We soon arrived back at Monymusk but took a short diversion to get a view of the House of Monymusk. Originally built by the Forbes family and developed by the Grants, it's one of the grander examples of a Scottish estate "big house" and is harled in the pink shade often used in the castles and estates of Aberdeenshire.
Our walk around Monymusk had lasted less than two hours, but on a lovely crisp day had been something of an autumnal gem!
Monday, 12 November 2018
By early November most of the glorious pyrotechnic shades of autumn are off the trees, but there's a last flourish from one tree. Larches (Larix decidua) are a slightly unusual tree, a deciduous conifer. They aren't native to Britain but have been planted here since the 17th century and have become very much part of the woodland scene. Here, small saplings line a forest track on the lower slopes of Bennachie with a flash of gold.
In early spring larches form "flowers", the male flowers a cluster of creamy anthers and the female variety a striking pink, which eventually will become the seed-bearing cones. The needles form on the twigs, first as bright lime green shoots which mature into dark green needles. In late autumn, after most other deciduous trees have started to shed their leaves, the larches moment to shine arrives......
In a matter of days the needles turn the most dramatic golden shade - against a flawless blue sky the trees make a striking sight.
All too soon the needles will drop, covering paths, tracks and the banks of watercourses with a carpet of gold. Even in November, commonly perceived as a grey and lifeless month, there's colour aplenty in the landscape.

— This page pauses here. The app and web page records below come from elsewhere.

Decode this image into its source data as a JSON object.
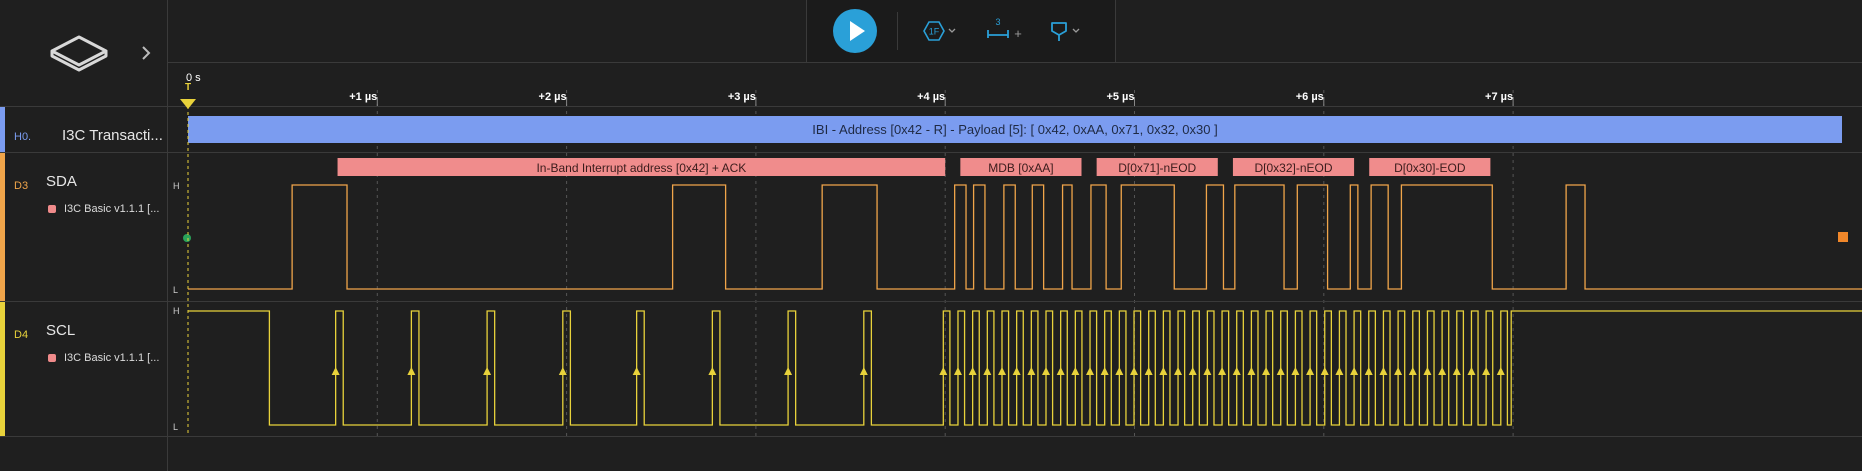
{
  "toolbar": {
    "play_label": "Play",
    "trigger_icon_text": "1F",
    "measure_icon_text": "3",
    "measure_plus": "+"
  },
  "sidebar": {
    "channels": [
      {
        "tag": "H0.",
        "name": "I3C Transacti...",
        "color": "#7b9cf0"
      },
      {
        "tag": "D3",
        "name": "SDA",
        "analyzer": "I3C Basic v1.1.1 [...",
        "color": "#f0a54a"
      },
      {
        "tag": "D4",
        "name": "SCL",
        "analyzer": "I3C Basic v1.1.1 [...",
        "color": "#e8d23b"
      }
    ]
  },
  "timeline": {
    "zero_label": "0 s",
    "trigger_label": "T",
    "ticks": [
      "+1 µs",
      "+2 µs",
      "+3 µs",
      "+4 µs",
      "+5 µs",
      "+6 µs",
      "+7 µs"
    ]
  },
  "levels": {
    "high": "H",
    "low": "L"
  },
  "transaction": {
    "label": "IBI - Address [0x42 - R] - Payload [5]: [ 0x42, 0xAA, 0x71, 0x32, 0x30 ]",
    "color": "#7b9cf0"
  },
  "frames": [
    {
      "label": "In-Band Interrupt address [0x42] + ACK",
      "start_us": 0.79,
      "end_us": 4.0
    },
    {
      "label": "MDB [0xAA]",
      "start_us": 4.08,
      "end_us": 4.72
    },
    {
      "label": "D[0x71]-nEOD",
      "start_us": 4.8,
      "end_us": 5.44
    },
    {
      "label": "D[0x32]-nEOD",
      "start_us": 5.52,
      "end_us": 6.16
    },
    {
      "label": "D[0x30]-EOD",
      "start_us": 6.24,
      "end_us": 6.88
    }
  ],
  "colors": {
    "sda": "#f0a54a",
    "scl": "#e8d23b",
    "frame": "#f08c8c",
    "play": "#2aa0d8",
    "toolbar_icon": "#2aa0d8"
  },
  "signals": {
    "sda_transitions_us": [
      0.55,
      0.84,
      2.56,
      2.84,
      3.35,
      3.64,
      4.05,
      4.11,
      4.15,
      4.21,
      4.31,
      4.37,
      4.46,
      4.52,
      4.62,
      4.67,
      4.77,
      4.85,
      4.93,
      5.21,
      5.38,
      5.47,
      5.53,
      5.79,
      5.86,
      6.02,
      6.14,
      6.18,
      6.25,
      6.34,
      6.41,
      6.89,
      7.28,
      7.38
    ],
    "sda_initial": "L",
    "scl_edges_us": [
      0.42,
      0.8,
      1.2,
      1.6,
      2.0,
      2.39,
      2.79,
      3.19,
      3.59,
      3.99
    ]
  }
}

Saturday, 10 November 2018
In remembrance of all those men and women who have lost their lives in the service of their countries, those who still suffer the physical and mental scars of the conflicts in which they served; and those who are left with loss and grief.

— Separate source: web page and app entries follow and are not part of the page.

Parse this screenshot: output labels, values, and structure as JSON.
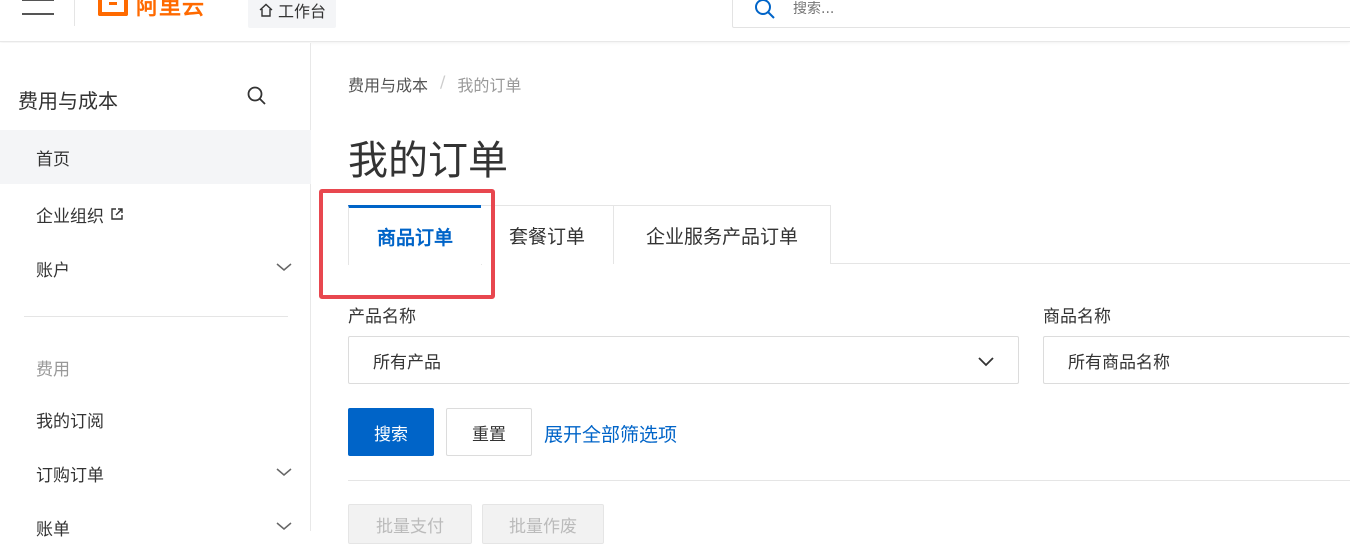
{
  "brand": {
    "logo_text": "阿里云",
    "accent": "#ff6a00",
    "primary": "#0064c8",
    "highlight": "#e8474f"
  },
  "topbar": {
    "workbench_label": "工作台",
    "search_placeholder": "搜索..."
  },
  "sidebar": {
    "title": "费用与成本",
    "items": [
      {
        "label": "首页",
        "active": true
      },
      {
        "label": "企业组织",
        "icon": "external-link-icon"
      },
      {
        "label": "账户",
        "icon": "chevron-down-icon"
      }
    ],
    "group_label": "费用",
    "group_items": [
      {
        "label": "我的订阅"
      },
      {
        "label": "订购订单",
        "icon": "chevron-down-icon"
      },
      {
        "label": "账单",
        "icon": "chevron-down-icon"
      }
    ]
  },
  "breadcrumb": {
    "parent": "费用与成本",
    "separator": "/",
    "current": "我的订单"
  },
  "page_title": "我的订单",
  "tabs": [
    {
      "label": "商品订单",
      "active": true
    },
    {
      "label": "套餐订单"
    },
    {
      "label": "企业服务产品订单"
    }
  ],
  "filters": {
    "product": {
      "label": "产品名称",
      "value": "所有产品"
    },
    "goods": {
      "label": "商品名称",
      "value": "所有商品名称"
    }
  },
  "actions": {
    "search_label": "搜索",
    "reset_label": "重置",
    "expand_label": "展开全部筛选项",
    "batch_pay_label": "批量支付",
    "batch_cancel_label": "批量作废"
  }
}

"At the going down of the sun, and in the morning, we will remember them"
"At the going down of the sun, and in the morning, we will remember them"
Wednesday, 31 October 2018

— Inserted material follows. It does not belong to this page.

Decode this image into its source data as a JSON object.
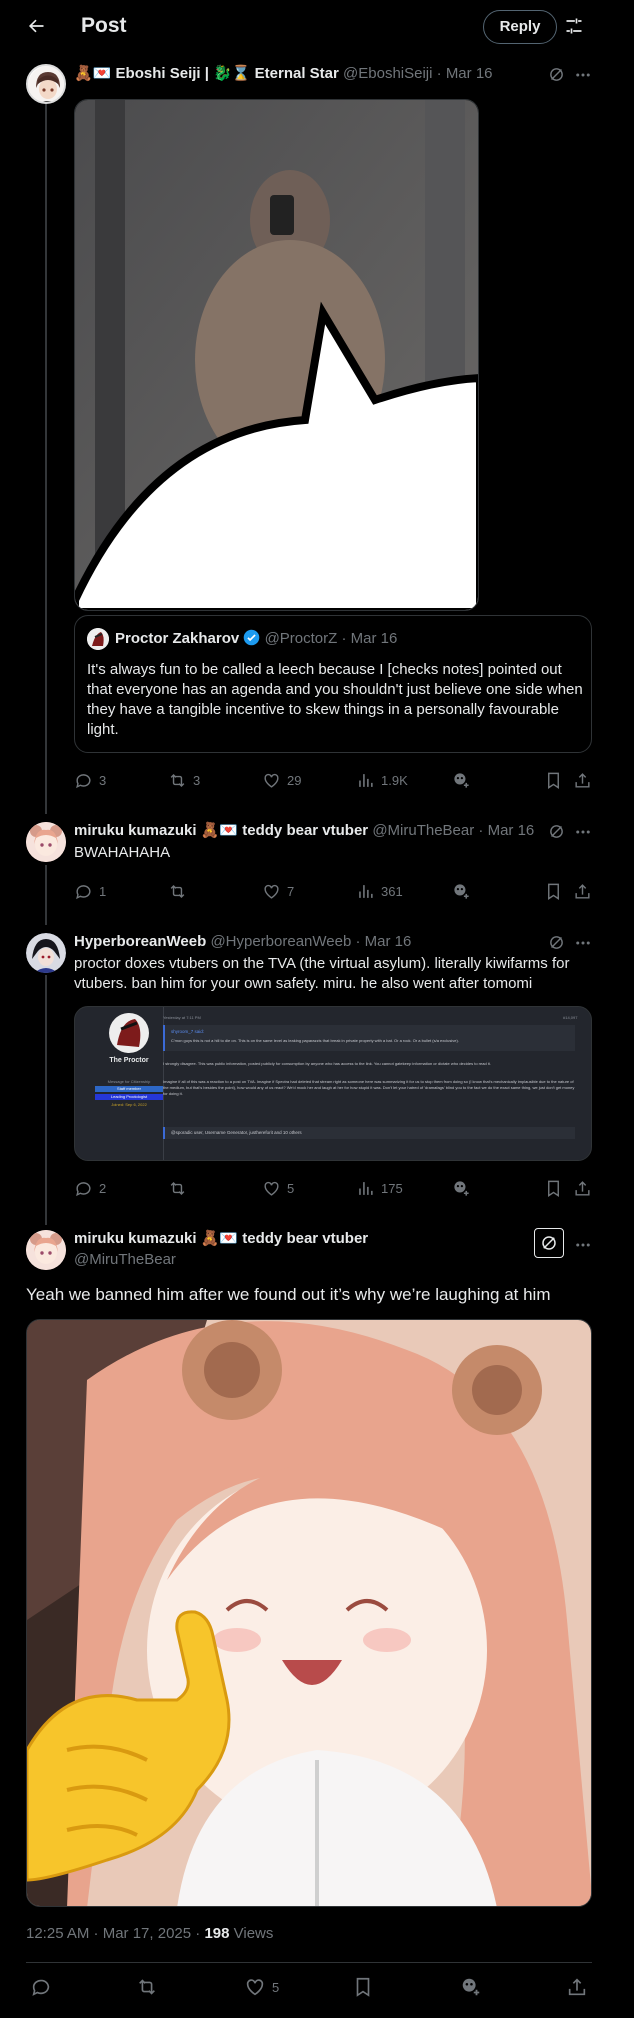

The combination of sunshine and cloud seemed to intensify the colours in the trees along the shore of Loch Maree as I paddled slowly back out to the islands.
Between the islands there was no wind at all and the reflections were absolutely pin-sharp on the dark water of the loch. After paddling through a narrow gap between two small islands I aimed straight for the largest of the group to land and explore a little.
It took a while to get through the waist-height heather to find what I was looking for, a location which if not immediately spectacular is quite unusual. On Eilean Subhainn there's a lochan with two tiny islands in it - difficult to see the one in this image. What makes this an unusual place is that here on a loch there's an island, which itself has a loch with an island in it! I don't know of any other place in Scotland where this can be found. Eilean Subhainn is the second largest freshwater loch island in Scotland, only Inchmurrin on Loch Lomond is bigger. If you land and force through the heather to the lochan, check yourself for ticks afterward - even at this late stage of the season I picked up two tiny ones on my arm.
Back on the water and I wound my way through some more of the islands - you can easily spend a full day exploring here and not paddle the same bit of water twice.
Emerging from between two of the islands, a great view opens up to the wild hills of Torridon - hills of great distinction which have given me some great days; and i's been too long since I climbed them!
Heading back to Slattadale I nosed the boat in to the burn flowing from Loch Garbhaig (loch of the rough place) over the "other" Victoria Falls - so named because Queen Victoria was taken to see the waterfall which drops over a small crag into a gorge.
I arrived back at Slattadale in lovely late afternoon sunshine. Having unloaded the boat and put it back onto the car I had plenty of time to make a cup of tea and sit watching the play of light and shade on Slioch - and reflecting on a really good day's fresh water kayaking.